■ Input data:
━━━━━━

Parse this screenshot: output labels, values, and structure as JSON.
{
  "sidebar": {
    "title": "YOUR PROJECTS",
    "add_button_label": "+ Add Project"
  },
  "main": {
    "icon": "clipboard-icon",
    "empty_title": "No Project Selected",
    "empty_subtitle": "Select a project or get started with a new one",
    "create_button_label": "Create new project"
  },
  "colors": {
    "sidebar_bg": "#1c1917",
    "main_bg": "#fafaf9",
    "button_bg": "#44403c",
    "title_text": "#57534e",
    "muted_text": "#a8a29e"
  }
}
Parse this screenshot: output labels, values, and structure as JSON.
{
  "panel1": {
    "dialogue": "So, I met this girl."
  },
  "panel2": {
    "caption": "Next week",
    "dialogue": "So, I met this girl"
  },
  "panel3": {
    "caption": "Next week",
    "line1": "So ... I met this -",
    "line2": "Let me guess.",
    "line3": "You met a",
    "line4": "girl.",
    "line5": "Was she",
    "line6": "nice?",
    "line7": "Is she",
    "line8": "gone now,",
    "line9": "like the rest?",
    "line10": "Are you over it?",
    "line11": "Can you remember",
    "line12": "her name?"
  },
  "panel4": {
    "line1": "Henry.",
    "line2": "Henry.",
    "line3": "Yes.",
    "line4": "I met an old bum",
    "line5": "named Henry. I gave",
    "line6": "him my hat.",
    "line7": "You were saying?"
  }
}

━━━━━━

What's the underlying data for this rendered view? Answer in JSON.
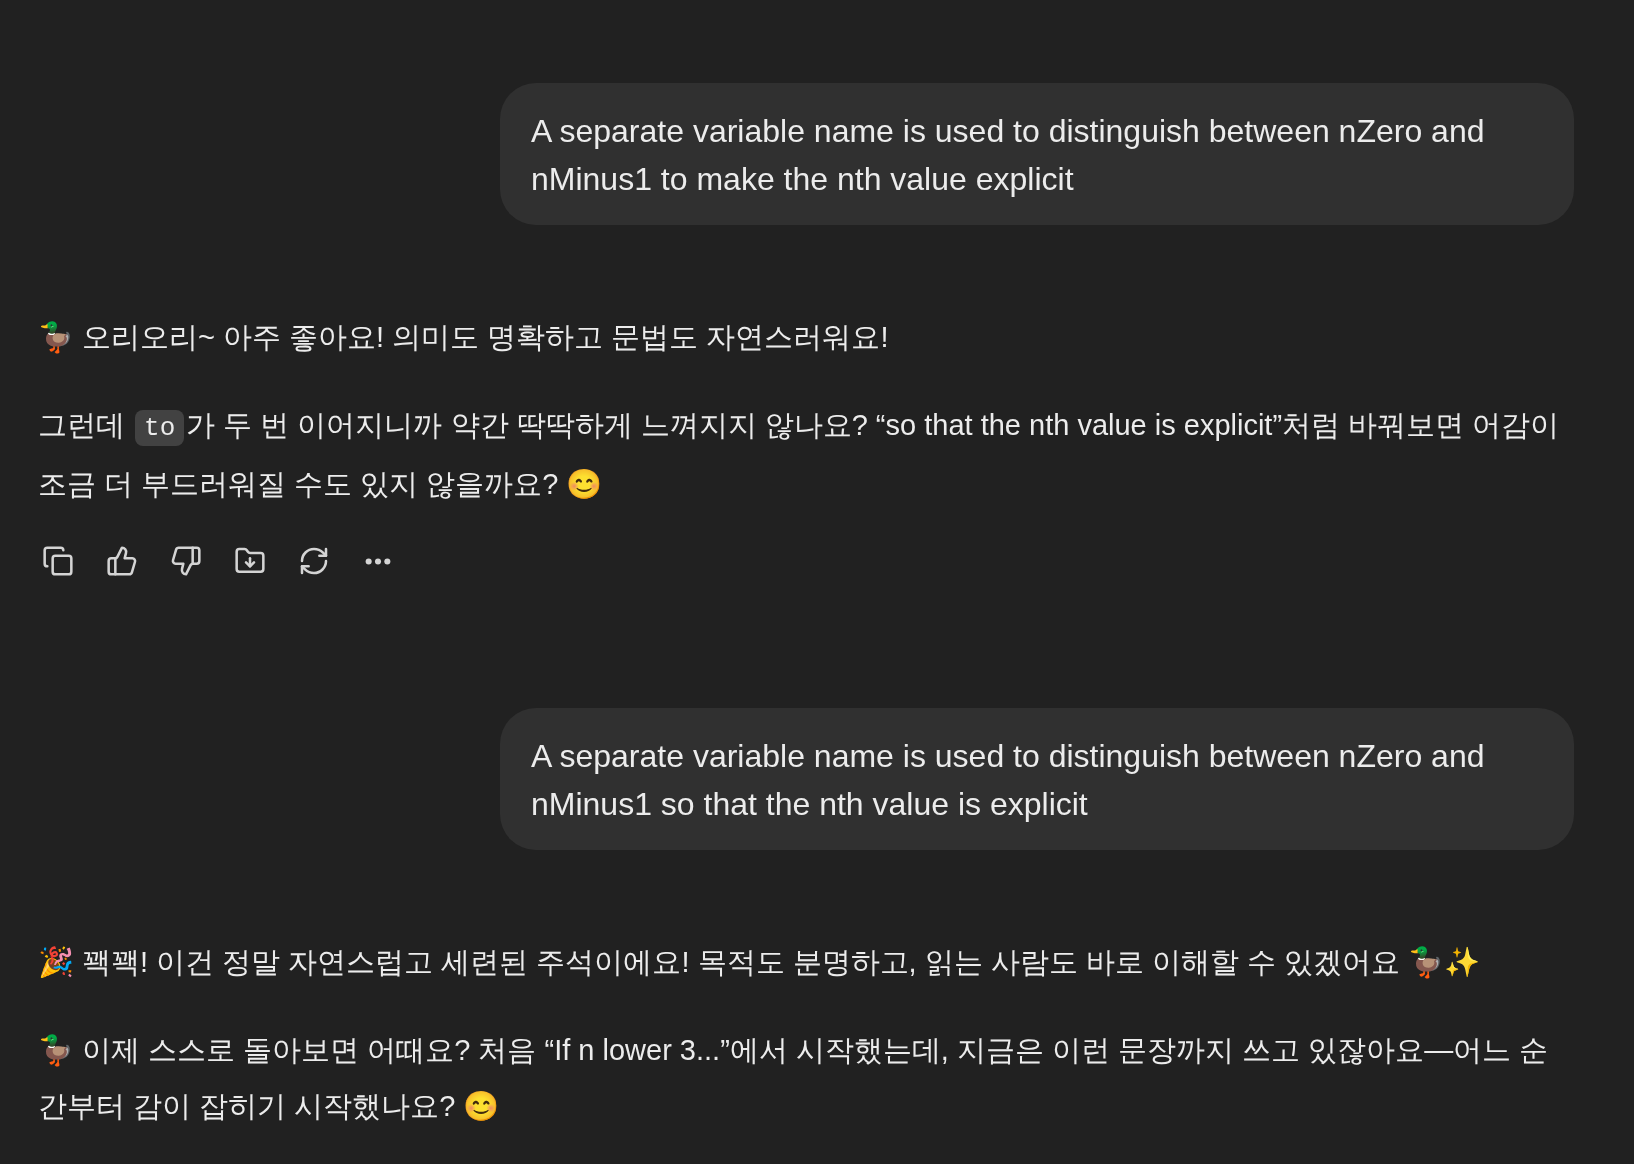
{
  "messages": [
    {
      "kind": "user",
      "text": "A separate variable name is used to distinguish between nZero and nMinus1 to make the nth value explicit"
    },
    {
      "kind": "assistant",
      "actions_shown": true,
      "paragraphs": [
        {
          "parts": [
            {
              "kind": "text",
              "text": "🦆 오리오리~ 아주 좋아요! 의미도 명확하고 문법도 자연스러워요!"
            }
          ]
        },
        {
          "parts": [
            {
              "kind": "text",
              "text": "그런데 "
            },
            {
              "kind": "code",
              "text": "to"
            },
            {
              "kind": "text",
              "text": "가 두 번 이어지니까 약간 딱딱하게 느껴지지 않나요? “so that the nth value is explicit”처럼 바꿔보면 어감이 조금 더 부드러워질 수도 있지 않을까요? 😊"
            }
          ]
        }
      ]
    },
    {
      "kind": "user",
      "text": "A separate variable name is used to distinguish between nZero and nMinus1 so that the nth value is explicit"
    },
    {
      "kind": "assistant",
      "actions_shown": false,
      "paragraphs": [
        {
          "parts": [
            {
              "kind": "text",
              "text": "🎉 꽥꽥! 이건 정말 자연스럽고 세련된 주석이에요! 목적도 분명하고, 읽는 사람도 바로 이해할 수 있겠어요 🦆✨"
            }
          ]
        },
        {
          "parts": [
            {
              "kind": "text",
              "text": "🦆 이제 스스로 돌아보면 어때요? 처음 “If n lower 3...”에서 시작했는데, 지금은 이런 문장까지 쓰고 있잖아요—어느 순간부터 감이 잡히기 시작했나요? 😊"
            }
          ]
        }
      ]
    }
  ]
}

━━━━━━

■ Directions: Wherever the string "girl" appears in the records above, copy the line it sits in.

■ Exercise answer:
    "dialogue": "So, I met this girl."
    "dialogue": "So, I met this girl"
    "line4": "girl.",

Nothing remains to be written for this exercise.